Like I said earlier, majority of the people affected by deficit are the middle and low income earners who are constrained by finance and this is where our strength lies. We have come up with products and solutions both in the home and land ownership categories whereby buyers can take possession of a property even before making full payment, albeit, we hold the documents until full payment is made. For instance, one of our products, ‘Own a Home Scheme’ enables our clients select a house of choice and spread the payment over 36 months and move into the house even before making total payment, while we handover the house documents are handed over after full payment has been made. We have also established a partnership with mortgage banks for access to the National Housing Fund, NHF, such that for anyone that buys into any of our schemes, we apply for fund on his/her behalf and by the time the fund comes say around month 24; we add it to whatever contribution the customer has made and hand over the house to the customer while he pays the balance within a specified period. Most people are not even aware that they can get NHF funds to the tune of N15 million for as low as six per cent. There is no other mortgage that is as low as this in this environment.
We also have an arrangement where subscribers can pay half of the amount of a property and take possession while they spread the balance over a specified period and for those who have land but don’t have the where withal to build, we also come to the aid of such people by assisting to build on their land on agreed conditions. We are saying with as low as N9 million, you can own a quality and bespoke house in a choicearea in Lagos and pay with convenience. This is our own quota of simplifying home ownership for Nigerians. In our drive to change the building landscape in the country, we have come up with lighter conditions that have taken care of the issue of trust, access to funds, affordability and quality. This model however does not come without its challenges but we believe we will outgrow them as more people embrace this.

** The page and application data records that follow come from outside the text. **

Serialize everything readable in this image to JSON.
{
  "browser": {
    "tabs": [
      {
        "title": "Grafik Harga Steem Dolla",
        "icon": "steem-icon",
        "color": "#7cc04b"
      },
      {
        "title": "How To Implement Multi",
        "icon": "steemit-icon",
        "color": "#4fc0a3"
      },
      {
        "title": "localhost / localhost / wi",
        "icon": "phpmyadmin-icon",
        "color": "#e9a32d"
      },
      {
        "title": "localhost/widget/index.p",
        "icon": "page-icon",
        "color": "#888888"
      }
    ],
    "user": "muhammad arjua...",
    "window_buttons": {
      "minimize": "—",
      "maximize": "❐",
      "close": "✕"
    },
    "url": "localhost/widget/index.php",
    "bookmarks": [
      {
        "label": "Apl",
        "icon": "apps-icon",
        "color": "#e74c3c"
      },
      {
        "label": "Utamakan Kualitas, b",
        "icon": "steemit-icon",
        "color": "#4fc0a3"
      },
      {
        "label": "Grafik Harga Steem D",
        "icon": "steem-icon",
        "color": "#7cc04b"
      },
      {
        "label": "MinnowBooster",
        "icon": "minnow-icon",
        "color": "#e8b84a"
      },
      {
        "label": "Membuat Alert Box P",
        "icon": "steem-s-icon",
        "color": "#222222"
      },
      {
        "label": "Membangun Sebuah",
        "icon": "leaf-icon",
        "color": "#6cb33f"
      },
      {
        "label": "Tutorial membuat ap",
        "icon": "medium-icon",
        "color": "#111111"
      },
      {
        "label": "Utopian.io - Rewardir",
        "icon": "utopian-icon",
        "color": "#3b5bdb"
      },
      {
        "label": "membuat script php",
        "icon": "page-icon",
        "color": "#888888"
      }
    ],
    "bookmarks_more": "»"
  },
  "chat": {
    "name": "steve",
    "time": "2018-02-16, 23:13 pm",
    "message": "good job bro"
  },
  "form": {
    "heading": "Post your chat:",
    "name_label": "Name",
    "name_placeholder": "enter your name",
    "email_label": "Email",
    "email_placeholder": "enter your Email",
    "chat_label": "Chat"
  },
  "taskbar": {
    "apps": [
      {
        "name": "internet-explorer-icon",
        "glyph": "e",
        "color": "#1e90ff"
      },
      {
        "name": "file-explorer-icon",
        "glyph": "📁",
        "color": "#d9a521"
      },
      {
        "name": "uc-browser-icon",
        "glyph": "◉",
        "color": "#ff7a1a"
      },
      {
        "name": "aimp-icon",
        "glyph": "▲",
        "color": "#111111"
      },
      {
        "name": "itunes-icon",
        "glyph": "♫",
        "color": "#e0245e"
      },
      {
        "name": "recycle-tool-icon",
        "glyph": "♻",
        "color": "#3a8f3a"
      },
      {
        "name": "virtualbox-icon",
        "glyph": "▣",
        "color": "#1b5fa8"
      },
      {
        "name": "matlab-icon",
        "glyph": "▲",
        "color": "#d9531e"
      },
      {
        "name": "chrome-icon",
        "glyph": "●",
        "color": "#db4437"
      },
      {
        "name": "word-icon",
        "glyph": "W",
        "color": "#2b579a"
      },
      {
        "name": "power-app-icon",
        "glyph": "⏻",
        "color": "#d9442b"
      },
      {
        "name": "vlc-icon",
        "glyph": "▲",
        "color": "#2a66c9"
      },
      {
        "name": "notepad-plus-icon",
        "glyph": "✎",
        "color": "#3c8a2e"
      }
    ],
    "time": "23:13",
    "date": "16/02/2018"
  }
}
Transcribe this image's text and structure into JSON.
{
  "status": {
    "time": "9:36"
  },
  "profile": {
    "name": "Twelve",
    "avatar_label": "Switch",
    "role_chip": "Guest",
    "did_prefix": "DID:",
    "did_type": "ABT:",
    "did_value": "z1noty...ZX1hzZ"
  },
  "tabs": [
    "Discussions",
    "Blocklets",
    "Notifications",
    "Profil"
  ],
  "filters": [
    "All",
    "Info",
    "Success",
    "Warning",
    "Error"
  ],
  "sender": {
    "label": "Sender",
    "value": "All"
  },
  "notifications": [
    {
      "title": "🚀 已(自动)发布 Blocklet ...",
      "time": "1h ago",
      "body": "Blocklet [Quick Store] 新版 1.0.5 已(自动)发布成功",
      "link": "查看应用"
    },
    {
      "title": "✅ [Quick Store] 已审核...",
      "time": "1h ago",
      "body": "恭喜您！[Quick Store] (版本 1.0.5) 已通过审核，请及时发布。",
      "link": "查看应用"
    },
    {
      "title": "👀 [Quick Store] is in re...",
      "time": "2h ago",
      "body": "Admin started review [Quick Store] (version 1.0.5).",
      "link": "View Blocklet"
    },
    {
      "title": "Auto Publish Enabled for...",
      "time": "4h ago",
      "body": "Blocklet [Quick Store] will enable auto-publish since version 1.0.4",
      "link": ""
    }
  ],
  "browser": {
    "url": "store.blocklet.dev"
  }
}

What challenges do you face?
A major challenge thwarting development in this regard is the issue of integration. By this, I mean getting people to embrace this innovationis pretty difficult. Quite a lot of people out there are used to the traditional way of building and would not want to embrace the direct delivery of home to end users from manufacturers, thus limiting the role of the middle men.
Others are what we are already familiar with like the issue of documentation and delay in approval processes. This is why for us, we don’t compromise quality to gain public confidence in the shortest time. We have an academy where we recruit professionals to train artisans working on our projects, we are driving at professionalism and no less.
In bridging the deficit gap, how many housing units can your company provide on a yearly basis?
Since we are relatively new in the market, we are looking at 250 units for now and as we grow, we improve on our delivery.
Where and how do you think the government can support an housing innovation like this to address homelessness?
The government can come in by making human and financial resources available to investors. It has to be diligent in policy formulation by adopting strategies that have practical applications in the immediate environment. Of most important is coming up with friendly policies for local manufacturers of building materials and offering tax rebates for importers who then can sell at a more competitive price to builders. This can make building cheaper and more attractive. In addition to harmonising taxes, the government can also take a cue from Singapore where housing comes at a subsidised rate, leaving home ownership at almost 90 per cent.The government can make a portion of the pension funds available to mortgage institutions for onlending to their customers at lower rates and longer tenors. Above all, there is room for innovation which will definitely cut down cost and increase access to home ownership.